### Exercise
Copy out the entries exactly, and wherever a picture appears, leave it out.

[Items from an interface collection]
= Beginning of Section =

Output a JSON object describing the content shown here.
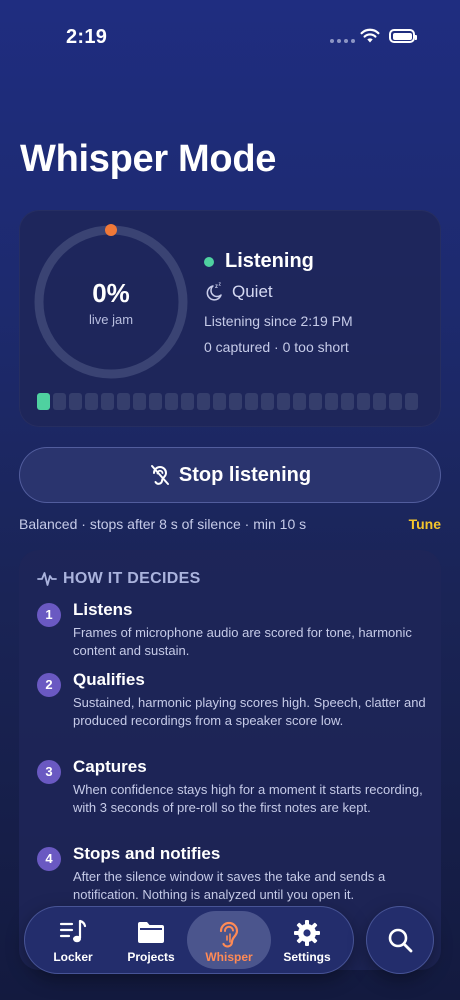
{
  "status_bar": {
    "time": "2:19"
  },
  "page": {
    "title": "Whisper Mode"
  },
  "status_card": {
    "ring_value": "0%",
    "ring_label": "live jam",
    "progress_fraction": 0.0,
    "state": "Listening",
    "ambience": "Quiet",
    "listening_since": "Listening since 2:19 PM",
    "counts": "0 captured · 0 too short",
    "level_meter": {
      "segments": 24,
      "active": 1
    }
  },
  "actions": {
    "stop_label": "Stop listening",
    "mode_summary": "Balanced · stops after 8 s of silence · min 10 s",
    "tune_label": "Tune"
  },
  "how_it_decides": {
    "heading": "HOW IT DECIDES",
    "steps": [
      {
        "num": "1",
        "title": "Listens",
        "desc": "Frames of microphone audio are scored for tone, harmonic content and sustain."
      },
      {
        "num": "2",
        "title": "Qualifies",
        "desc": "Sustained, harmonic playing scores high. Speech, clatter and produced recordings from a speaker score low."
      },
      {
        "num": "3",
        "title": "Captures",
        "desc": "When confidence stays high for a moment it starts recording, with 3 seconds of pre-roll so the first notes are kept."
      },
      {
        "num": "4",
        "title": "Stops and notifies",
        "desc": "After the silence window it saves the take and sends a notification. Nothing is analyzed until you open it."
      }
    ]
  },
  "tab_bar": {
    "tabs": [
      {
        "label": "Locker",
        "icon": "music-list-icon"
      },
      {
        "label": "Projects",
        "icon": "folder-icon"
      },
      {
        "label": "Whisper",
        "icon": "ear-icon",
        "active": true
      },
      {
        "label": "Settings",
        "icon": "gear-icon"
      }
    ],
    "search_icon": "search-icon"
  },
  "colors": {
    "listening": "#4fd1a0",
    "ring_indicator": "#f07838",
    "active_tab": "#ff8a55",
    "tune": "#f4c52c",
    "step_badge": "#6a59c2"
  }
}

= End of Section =

### Written response
Output a JSON object describing the content shown here.
{
  "status_bar": {
    "time": "2:19"
  },
  "page": {
    "title": "Whisper Mode"
  },
  "status_card": {
    "ring_value": "0%",
    "ring_label": "live jam",
    "progress_fraction": 0.0,
    "state": "Listening",
    "ambience": "Quiet",
    "listening_since": "Listening since 2:19 PM",
    "counts": "0 captured · 0 too short",
    "level_meter": {
      "segments": 24,
      "active": 1
    }
  },
  "actions": {
    "stop_label": "Stop listening",
    "mode_summary": "Balanced · stops after 8 s of silence · min 10 s",
    "tune_label": "Tune"
  },
  "how_it_decides": {
    "heading": "HOW IT DECIDES",
    "steps": [
      {
        "num": "1",
        "title": "Listens",
        "desc": "Frames of microphone audio are scored for tone, harmonic content and sustain."
      },
      {
        "num": "2",
        "title": "Qualifies",
        "desc": "Sustained, harmonic playing scores high. Speech, clatter and produced recordings from a speaker score low."
      },
      {
        "num": "3",
        "title": "Captures",
        "desc": "When confidence stays high for a moment it starts recording, with 3 seconds of pre-roll so the first notes are kept."
      },
      {
        "num": "4",
        "title": "Stops and notifies",
        "desc": "After the silence window it saves the take and sends a notification. Nothing is analyzed until you open it."
      }
    ]
  },
  "tab_bar": {
    "tabs": [
      {
        "label": "Locker",
        "icon": "music-list-icon"
      },
      {
        "label": "Projects",
        "icon": "folder-icon"
      },
      {
        "label": "Whisper",
        "icon": "ear-icon",
        "active": true
      },
      {
        "label": "Settings",
        "icon": "gear-icon"
      }
    ],
    "search_icon": "search-icon"
  },
  "colors": {
    "listening": "#4fd1a0",
    "ring_indicator": "#f07838",
    "active_tab": "#ff8a55",
    "tune": "#f4c52c",
    "step_badge": "#6a59c2"
  }
}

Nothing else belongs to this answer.